<br /> Lee Letter: a023

Washington and Lee University

Sender: Robert E. Lee
Recipient: Mary Anna Randolph Custis Lee

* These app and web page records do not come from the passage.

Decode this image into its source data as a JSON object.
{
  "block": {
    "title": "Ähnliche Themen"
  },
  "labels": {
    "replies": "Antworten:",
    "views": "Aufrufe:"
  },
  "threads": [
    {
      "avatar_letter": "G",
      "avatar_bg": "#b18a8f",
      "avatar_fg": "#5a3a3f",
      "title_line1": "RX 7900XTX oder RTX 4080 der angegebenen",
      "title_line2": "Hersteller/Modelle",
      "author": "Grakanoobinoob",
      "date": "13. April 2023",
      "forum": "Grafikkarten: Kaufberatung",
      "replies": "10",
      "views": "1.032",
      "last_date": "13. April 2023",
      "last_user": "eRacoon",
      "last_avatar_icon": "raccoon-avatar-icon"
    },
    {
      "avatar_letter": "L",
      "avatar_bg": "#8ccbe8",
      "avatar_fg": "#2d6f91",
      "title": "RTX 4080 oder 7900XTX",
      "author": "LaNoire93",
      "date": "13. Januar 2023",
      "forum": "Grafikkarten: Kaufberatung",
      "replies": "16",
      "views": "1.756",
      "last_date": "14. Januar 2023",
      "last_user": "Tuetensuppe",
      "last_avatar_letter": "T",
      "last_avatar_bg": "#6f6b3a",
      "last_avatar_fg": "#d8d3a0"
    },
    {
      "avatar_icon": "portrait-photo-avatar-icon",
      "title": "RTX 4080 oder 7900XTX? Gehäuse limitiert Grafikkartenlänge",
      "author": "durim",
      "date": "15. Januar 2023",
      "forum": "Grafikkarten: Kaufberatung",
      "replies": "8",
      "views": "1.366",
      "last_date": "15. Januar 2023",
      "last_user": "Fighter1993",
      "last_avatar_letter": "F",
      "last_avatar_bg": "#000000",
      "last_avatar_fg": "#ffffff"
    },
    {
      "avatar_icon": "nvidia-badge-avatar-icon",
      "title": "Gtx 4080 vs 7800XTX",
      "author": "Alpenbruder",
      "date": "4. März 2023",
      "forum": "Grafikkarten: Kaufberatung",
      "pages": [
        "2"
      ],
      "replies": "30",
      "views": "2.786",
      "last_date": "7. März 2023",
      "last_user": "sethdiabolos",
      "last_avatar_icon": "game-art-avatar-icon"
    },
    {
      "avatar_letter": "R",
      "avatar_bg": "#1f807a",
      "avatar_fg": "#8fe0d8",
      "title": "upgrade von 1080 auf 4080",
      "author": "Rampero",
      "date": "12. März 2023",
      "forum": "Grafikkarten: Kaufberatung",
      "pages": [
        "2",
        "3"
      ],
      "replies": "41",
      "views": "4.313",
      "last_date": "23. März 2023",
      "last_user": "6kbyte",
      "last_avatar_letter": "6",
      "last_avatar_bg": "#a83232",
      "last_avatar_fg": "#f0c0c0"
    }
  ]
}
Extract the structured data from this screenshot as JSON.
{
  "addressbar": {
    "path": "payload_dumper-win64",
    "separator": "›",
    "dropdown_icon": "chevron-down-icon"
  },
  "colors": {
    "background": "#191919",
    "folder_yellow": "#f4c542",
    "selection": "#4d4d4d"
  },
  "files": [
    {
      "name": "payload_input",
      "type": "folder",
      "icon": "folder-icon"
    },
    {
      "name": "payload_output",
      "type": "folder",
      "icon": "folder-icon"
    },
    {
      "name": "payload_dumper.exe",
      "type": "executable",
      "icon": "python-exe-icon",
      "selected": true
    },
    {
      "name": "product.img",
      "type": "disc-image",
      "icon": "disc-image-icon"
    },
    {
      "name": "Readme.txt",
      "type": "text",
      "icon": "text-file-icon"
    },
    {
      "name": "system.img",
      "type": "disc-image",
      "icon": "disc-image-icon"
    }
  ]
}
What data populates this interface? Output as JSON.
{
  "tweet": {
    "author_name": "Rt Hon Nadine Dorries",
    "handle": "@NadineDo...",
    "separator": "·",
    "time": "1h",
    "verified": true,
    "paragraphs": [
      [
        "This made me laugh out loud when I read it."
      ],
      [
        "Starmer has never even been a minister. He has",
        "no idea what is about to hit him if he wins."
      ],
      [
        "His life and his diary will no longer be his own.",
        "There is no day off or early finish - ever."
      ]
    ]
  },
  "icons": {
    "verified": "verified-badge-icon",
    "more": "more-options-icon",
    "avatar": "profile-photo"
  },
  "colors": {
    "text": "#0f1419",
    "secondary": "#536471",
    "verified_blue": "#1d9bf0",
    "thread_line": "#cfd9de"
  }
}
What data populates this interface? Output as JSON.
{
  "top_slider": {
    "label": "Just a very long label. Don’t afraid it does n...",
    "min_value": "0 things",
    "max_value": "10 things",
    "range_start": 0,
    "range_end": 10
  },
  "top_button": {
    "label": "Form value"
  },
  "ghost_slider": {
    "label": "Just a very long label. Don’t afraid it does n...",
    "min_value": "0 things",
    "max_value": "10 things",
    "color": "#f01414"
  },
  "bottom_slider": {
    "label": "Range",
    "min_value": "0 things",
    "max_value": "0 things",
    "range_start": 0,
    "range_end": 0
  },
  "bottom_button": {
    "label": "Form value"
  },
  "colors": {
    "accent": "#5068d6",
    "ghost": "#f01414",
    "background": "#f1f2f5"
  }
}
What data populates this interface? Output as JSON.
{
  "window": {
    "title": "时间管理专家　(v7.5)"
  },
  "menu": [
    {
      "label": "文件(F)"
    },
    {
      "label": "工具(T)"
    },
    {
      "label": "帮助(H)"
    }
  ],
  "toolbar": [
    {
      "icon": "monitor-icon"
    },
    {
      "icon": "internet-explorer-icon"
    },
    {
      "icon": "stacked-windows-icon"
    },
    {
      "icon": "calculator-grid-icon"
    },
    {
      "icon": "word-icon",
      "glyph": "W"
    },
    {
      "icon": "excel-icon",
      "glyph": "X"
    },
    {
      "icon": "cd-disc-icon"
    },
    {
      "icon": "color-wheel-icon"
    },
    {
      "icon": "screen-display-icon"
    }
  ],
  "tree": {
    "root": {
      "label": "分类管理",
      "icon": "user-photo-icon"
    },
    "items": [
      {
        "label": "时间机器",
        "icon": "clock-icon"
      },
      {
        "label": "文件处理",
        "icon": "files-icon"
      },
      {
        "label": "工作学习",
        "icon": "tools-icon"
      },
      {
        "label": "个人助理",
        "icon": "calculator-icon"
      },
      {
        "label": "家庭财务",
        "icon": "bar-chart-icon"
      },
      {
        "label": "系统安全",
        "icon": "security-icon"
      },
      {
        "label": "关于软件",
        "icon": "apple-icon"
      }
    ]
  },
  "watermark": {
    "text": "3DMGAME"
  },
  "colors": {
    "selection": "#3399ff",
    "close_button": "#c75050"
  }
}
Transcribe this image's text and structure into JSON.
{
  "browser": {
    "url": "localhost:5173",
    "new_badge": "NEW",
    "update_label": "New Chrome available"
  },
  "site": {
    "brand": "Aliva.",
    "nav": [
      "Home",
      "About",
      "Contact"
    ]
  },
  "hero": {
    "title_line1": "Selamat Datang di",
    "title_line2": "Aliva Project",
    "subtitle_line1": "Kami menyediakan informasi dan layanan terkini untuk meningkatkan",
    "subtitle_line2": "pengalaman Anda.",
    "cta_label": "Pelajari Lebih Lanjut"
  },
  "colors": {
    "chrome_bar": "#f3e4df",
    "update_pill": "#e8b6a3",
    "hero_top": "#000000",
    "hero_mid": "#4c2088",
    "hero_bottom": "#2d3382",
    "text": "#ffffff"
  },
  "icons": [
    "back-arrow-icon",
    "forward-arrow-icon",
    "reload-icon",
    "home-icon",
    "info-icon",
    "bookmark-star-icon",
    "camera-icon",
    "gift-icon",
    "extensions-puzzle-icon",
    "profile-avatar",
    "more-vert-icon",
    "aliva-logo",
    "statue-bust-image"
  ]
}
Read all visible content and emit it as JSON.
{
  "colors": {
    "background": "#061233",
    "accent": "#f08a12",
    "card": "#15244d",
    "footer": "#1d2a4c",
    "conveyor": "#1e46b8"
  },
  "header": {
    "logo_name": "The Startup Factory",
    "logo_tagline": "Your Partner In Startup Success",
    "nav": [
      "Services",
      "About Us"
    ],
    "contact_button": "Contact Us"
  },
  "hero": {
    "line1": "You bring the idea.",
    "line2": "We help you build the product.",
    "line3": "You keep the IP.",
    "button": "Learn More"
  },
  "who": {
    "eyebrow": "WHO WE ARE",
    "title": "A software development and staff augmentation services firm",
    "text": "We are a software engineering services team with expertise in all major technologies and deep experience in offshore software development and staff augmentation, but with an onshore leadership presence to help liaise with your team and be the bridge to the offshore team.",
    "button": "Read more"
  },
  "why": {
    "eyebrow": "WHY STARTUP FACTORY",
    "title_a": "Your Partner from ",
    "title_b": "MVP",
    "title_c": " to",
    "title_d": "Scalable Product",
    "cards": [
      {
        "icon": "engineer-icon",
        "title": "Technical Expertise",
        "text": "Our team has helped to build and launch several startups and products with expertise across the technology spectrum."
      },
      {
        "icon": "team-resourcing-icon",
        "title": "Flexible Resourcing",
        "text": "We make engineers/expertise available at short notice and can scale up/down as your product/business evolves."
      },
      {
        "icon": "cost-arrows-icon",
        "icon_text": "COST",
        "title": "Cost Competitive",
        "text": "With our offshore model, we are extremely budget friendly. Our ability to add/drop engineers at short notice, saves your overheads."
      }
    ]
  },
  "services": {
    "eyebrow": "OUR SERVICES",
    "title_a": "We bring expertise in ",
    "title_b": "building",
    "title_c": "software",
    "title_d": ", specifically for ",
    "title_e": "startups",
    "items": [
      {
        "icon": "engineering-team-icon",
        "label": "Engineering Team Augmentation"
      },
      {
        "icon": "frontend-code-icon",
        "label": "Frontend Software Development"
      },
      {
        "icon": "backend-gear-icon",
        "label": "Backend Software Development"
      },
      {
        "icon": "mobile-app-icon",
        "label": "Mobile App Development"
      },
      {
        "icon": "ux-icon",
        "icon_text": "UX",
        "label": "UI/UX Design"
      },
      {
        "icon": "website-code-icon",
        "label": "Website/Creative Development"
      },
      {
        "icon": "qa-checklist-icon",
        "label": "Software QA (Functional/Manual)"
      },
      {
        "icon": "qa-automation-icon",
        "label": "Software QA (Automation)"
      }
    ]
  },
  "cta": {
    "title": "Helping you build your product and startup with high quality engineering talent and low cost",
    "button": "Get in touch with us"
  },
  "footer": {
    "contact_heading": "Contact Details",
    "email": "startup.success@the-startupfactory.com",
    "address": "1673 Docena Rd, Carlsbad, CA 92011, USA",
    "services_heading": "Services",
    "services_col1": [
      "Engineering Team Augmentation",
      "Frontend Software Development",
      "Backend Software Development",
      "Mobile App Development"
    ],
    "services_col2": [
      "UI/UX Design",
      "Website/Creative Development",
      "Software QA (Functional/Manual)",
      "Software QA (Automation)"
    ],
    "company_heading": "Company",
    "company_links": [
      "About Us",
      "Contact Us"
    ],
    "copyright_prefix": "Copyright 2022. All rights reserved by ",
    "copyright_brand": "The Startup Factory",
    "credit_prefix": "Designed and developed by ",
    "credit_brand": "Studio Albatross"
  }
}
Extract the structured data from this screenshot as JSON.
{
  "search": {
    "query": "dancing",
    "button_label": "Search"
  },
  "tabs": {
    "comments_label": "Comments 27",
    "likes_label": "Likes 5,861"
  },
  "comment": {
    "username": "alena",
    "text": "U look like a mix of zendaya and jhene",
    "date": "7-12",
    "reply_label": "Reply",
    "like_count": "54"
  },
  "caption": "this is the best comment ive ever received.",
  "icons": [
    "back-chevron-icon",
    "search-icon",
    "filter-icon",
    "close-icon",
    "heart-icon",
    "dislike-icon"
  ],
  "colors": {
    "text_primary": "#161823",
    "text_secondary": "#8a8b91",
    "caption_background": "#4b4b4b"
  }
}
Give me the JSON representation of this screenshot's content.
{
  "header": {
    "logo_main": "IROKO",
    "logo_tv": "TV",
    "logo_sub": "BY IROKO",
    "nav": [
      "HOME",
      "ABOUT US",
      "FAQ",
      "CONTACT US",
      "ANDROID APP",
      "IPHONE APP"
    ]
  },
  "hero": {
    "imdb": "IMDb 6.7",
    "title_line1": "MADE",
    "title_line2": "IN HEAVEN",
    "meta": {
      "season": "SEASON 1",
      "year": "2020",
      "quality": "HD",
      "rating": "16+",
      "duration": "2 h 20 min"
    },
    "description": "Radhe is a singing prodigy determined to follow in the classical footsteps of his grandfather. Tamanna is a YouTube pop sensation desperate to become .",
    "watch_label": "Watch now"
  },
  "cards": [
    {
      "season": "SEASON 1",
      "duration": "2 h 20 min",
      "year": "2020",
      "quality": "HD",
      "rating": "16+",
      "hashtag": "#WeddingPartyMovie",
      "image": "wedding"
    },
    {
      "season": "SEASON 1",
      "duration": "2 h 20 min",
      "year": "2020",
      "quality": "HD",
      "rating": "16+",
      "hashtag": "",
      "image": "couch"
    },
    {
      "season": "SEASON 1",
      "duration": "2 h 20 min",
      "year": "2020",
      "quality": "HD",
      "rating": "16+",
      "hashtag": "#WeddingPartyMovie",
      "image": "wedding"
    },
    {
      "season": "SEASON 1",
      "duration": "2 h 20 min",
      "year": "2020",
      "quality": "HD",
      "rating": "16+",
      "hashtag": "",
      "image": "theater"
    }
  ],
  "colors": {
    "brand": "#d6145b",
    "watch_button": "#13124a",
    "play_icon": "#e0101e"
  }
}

My baggage arrived this morng dearest Mary, & tomorrow I leave for Fort Mason, where Col Johnston & 6 Compies of the Rgt are stationed. Col hardee & 4 Compies are in camp on the Clear Fork of the Brazos, about 40 miles from Belknap. I presume I shall go there. I have left to Mr. Radziminski to make provision for the journey, & have merely indicated that I should be content with a boiled ham, hard bread, a bottle of molasses, & one of extract of coffee, all of which have been provided. The Rgt I am told found nothing provided married officers at Mason. I regret to go away without hearing from you, & also as to the progress made in the settlement of Mr Nelsons accounts. Two mails from New Orleans are now due, & it is possible they may bring me something. They receive two mails per week from New Orleans, & the last two have failed. Whether it is owing to a failure in the arrival of the steamers, or in consequence of the bad state of the roads between this & the coast I do not know. Similar failures seem to be common, & are so expected by the Post Master, that he makes no inquiries as to the cause. I shall make arrangments for my letters to be forwarded to me, so until otherwise advised direct to me here. My detention has resulted in one good, at least, the few last days of wind & sun have dried the ground amazingly & you can now walk dry shod all over the town. The roads therefore will be in a far better state, & the streams more practicable, than if I could have proceeded at once. I have been here exactly two weeks & a tedious time it has been. My Army friends have been very kind, & have all invited me frequently to see them. Had I known in the beginning I would have been thus long detained, I think I should not have waited; but being led to hope from day to day the arrival of my baggage, I continued to wait. Capt & Mrs Jones will leave on Monday next. I wish our roads laid together. They however go west to the Rio Grande, & I north to the Llano. Mr. Dick goes with me, & with Mr R I shall have plenty of Compy. Nothing has occurred of moment since I last wrote. Lucius Campbell has been to see me. He is the eldest son of the Genl, & lives on his fathers farm, about 5 miles from here on the Salado. He is quite a handsome fellow. & I hope a good farmer. He says his brother Frank is in his fathers office. I have also heard of a relative of yours here a Mrs Twohig. I went once to see her but she was out. I am told she was a Miss Calvert. Daughter they say of Mr Edwd Calvert. I think it probably that is a mistake, as I never heard of any other daughter than Miss Nora. My informant was positive swhe is a cousin of George & Charles, & had seen her with George in New Port. Mr T is said to be a man of means. He called on me but I was out. I have also met here the sister of our friend A. J. Donelson. She is the wife of Cadmus Wilcox’s brother. The rest of my acquaintances I have told you of.

I have thought of you all very much dearest Mary, & have prayed for the health & happiness ofeach & all of you. In the hands of the great & good God I leave you; trusting inhis power & mercy, to guard & protect you from all harm, & hoping he may be pleased to unite us once again on Earth & forever in Heaven.

Write to me regularly, without waiting for answers, & tell me all about yourself, the children, & of everything in which I can aid or relieve you. Urge the children to apply themselves to their several tasks & to endeavour to promote the prosperity & happiness of each & all. Give much love to your father, Markie, Cousin Anna, Anne & all the children & tell the latter to write to me when they can. For yourself accept my love & blessing & believe me always


R E Lee


Ely-DeButts PapersLibrary of Congress

Transcribed in Francis Raymond Adams, Jr., An Annotated Edition of the Personal Letters of Robert E. Lee, April, 1855 – April, 1861, pp. 97 – 100.